───── EXERCISE INPUTS ─────
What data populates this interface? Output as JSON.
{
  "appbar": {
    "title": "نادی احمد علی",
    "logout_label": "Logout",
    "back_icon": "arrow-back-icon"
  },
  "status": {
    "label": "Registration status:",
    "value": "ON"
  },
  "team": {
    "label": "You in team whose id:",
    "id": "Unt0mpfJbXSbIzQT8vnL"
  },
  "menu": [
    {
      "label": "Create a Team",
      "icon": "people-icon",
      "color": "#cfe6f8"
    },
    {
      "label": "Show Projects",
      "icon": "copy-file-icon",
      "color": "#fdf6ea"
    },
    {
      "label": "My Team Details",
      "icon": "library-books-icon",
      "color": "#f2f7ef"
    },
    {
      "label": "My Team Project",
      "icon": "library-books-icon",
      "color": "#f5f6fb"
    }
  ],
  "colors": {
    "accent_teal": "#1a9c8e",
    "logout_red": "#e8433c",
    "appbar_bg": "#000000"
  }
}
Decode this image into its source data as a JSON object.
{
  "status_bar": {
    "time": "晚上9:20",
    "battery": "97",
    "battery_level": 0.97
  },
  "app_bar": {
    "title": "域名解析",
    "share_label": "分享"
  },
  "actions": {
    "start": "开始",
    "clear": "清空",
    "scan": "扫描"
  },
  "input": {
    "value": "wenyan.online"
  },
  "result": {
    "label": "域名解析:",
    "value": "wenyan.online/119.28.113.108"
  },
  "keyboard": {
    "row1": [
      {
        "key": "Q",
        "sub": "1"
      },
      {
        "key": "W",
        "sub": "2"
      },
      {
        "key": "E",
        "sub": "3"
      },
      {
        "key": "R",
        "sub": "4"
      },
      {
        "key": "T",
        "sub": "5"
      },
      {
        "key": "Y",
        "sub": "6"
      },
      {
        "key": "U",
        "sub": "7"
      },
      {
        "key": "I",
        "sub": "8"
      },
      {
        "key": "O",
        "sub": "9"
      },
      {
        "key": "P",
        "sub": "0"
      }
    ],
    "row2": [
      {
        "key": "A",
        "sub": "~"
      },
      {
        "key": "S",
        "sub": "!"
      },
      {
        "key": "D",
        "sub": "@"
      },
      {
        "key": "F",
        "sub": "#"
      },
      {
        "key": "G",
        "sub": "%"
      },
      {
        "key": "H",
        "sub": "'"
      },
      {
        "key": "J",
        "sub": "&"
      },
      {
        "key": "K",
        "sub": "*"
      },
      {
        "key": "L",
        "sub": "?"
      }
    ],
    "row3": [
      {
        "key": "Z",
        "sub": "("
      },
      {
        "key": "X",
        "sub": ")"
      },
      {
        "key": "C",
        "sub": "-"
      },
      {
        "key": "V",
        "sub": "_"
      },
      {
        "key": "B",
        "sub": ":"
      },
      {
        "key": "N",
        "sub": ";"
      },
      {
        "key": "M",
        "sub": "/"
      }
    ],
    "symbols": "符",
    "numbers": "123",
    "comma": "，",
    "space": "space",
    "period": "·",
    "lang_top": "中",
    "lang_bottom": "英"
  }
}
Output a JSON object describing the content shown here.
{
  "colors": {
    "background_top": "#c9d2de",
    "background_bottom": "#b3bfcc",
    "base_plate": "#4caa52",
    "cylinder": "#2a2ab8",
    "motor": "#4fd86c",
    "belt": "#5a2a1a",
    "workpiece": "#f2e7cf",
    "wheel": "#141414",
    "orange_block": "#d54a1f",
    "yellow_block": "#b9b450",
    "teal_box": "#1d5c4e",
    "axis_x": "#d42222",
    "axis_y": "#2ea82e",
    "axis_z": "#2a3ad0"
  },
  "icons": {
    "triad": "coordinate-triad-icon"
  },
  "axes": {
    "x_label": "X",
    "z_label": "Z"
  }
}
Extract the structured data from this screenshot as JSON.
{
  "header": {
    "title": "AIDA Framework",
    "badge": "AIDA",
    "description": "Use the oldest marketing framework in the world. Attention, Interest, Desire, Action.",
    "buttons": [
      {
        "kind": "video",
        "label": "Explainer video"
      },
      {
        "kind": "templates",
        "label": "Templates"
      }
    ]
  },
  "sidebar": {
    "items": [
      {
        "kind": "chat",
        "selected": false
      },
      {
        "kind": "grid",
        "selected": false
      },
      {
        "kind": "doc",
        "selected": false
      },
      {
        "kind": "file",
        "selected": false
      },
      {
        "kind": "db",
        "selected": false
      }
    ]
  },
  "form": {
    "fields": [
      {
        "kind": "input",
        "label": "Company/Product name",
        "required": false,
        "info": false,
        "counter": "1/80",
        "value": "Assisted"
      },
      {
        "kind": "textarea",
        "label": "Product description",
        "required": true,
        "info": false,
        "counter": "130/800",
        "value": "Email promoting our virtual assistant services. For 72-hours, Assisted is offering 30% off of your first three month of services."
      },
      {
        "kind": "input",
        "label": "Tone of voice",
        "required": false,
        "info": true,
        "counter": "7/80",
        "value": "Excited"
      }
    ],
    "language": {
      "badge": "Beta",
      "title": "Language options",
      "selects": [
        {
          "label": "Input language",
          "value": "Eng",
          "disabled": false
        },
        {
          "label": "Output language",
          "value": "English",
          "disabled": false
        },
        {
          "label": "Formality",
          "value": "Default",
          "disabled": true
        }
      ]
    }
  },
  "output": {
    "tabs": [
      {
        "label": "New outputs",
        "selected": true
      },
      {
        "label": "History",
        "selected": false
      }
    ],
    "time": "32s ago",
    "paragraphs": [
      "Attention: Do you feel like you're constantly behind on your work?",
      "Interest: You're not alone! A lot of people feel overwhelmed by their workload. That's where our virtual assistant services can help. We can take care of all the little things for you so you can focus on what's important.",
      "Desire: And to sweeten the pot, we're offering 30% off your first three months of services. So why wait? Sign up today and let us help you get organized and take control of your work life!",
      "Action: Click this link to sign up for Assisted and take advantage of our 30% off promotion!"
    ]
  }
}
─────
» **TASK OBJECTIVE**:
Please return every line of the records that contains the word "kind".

» **EXERCISE SOLUTION**:
        "kind": "video",
        "kind": "templates",
        "kind": "chat",
        "kind": "grid",
        "kind": "doc",
        "kind": "file",
        "kind": "db",
        "kind": "input",
        "kind": "textarea",
        "kind": "input",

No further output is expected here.